*Exercise*: Reproduce every record exactly as given.

──────────────────────────────

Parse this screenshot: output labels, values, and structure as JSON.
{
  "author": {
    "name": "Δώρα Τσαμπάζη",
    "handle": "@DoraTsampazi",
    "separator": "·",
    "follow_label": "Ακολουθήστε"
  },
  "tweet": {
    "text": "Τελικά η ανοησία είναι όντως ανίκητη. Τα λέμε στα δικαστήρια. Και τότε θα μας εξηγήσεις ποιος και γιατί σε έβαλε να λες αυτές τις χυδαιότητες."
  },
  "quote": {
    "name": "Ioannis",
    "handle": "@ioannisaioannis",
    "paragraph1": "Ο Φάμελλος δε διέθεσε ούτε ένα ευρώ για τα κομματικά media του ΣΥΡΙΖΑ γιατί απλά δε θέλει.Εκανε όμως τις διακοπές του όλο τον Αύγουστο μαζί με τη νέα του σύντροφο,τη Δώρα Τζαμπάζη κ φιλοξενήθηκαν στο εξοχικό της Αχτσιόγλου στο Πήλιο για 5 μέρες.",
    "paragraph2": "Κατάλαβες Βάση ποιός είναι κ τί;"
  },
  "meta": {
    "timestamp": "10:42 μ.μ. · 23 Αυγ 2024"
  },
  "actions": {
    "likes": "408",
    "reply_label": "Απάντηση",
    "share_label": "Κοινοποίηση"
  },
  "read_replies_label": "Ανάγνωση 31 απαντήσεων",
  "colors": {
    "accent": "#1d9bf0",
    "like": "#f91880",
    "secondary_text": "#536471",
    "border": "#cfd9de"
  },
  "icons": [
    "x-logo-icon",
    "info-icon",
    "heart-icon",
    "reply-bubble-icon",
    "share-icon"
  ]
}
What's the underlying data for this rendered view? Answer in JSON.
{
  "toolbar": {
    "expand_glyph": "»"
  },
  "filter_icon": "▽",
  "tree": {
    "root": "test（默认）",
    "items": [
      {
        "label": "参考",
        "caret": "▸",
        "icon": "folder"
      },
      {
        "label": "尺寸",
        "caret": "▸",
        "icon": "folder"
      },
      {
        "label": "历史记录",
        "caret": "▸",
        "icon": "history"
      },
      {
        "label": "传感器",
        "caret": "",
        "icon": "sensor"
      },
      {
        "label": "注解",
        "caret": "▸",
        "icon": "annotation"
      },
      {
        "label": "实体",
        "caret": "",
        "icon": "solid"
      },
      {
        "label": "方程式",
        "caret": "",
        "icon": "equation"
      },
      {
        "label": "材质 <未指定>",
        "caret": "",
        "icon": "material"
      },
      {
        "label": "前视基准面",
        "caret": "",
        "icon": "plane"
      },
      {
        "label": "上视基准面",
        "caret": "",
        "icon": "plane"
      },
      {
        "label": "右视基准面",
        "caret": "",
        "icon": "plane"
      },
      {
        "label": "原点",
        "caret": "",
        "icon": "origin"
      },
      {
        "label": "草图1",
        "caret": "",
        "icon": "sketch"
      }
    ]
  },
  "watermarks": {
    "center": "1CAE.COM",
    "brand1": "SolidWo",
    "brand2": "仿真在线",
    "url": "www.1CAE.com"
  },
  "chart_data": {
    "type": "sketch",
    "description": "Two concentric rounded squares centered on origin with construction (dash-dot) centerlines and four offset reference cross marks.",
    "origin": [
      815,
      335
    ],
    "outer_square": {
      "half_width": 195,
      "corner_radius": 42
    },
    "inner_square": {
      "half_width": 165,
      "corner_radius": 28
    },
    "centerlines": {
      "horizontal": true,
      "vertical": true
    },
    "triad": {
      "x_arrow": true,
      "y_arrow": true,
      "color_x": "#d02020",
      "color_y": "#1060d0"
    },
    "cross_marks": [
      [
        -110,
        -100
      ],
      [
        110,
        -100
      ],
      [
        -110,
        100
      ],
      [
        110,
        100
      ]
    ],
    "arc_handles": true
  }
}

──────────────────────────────

*Result of this task*:
Parse this screenshot: output labels, values, and structure as JSON.
{
  "author": {
    "name": "Δώρα Τσαμπάζη",
    "handle": "@DoraTsampazi",
    "separator": "·",
    "follow_label": "Ακολουθήστε"
  },
  "tweet": {
    "text": "Τελικά η ανοησία είναι όντως ανίκητη. Τα λέμε στα δικαστήρια. Και τότε θα μας εξηγήσεις ποιος και γιατί σε έβαλε να λες αυτές τις χυδαιότητες."
  },
  "quote": {
    "name": "Ioannis",
    "handle": "@ioannisaioannis",
    "paragraph1": "Ο Φάμελλος δε διέθεσε ούτε ένα ευρώ για τα κομματικά media του ΣΥΡΙΖΑ γιατί απλά δε θέλει.Εκανε όμως τις διακοπές του όλο τον Αύγουστο μαζί με τη νέα του σύντροφο,τη Δώρα Τζαμπάζη κ φιλοξενήθηκαν στο εξοχικό της Αχτσιόγλου στο Πήλιο για 5 μέρες.",
    "paragraph2": "Κατάλαβες Βάση ποιός είναι κ τί;"
  },
  "meta": {
    "timestamp": "10:42 μ.μ. · 23 Αυγ 2024"
  },
  "actions": {
    "likes": "408",
    "reply_label": "Απάντηση",
    "share_label": "Κοινοποίηση"
  },
  "read_replies_label": "Ανάγνωση 31 απαντήσεων",
  "colors": {
    "accent": "#1d9bf0",
    "like": "#f91880",
    "secondary_text": "#536471",
    "border": "#cfd9de"
  },
  "icons": [
    "x-logo-icon",
    "info-icon",
    "heart-icon",
    "reply-bubble-icon",
    "share-icon"
  ]
}
What's the underlying data for this rendered view? Answer in JSON.
{
  "toolbar": {
    "expand_glyph": "»"
  },
  "filter_icon": "▽",
  "tree": {
    "root": "test（默认）",
    "items": [
      {
        "label": "参考",
        "caret": "▸",
        "icon": "folder"
      },
      {
        "label": "尺寸",
        "caret": "▸",
        "icon": "folder"
      },
      {
        "label": "历史记录",
        "caret": "▸",
        "icon": "history"
      },
      {
        "label": "传感器",
        "caret": "",
        "icon": "sensor"
      },
      {
        "label": "注解",
        "caret": "▸",
        "icon": "annotation"
      },
      {
        "label": "实体",
        "caret": "",
        "icon": "solid"
      },
      {
        "label": "方程式",
        "caret": "",
        "icon": "equation"
      },
      {
        "label": "材质 <未指定>",
        "caret": "",
        "icon": "material"
      },
      {
        "label": "前视基准面",
        "caret": "",
        "icon": "plane"
      },
      {
        "label": "上视基准面",
        "caret": "",
        "icon": "plane"
      },
      {
        "label": "右视基准面",
        "caret": "",
        "icon": "plane"
      },
      {
        "label": "原点",
        "caret": "",
        "icon": "origin"
      },
      {
        "label": "草图1",
        "caret": "",
        "icon": "sketch"
      }
    ]
  },
  "watermarks": {
    "center": "1CAE.COM",
    "brand1": "SolidWo",
    "brand2": "仿真在线",
    "url": "www.1CAE.com"
  },
  "chart_data": {
    "type": "sketch",
    "description": "Two concentric rounded squares centered on origin with construction (dash-dot) centerlines and four offset reference cross marks.",
    "origin": [
      815,
      335
    ],
    "outer_square": {
      "half_width": 195,
      "corner_radius": 42
    },
    "inner_square": {
      "half_width": 165,
      "corner_radius": 28
    },
    "centerlines": {
      "horizontal": true,
      "vertical": true
    },
    "triad": {
      "x_arrow": true,
      "y_arrow": true,
      "color_x": "#d02020",
      "color_y": "#1060d0"
    },
    "cross_marks": [
      [
        -110,
        -100
      ],
      [
        110,
        -100
      ],
      [
        -110,
        100
      ],
      [
        110,
        100
      ]
    ],
    "arc_handles": true
  }
}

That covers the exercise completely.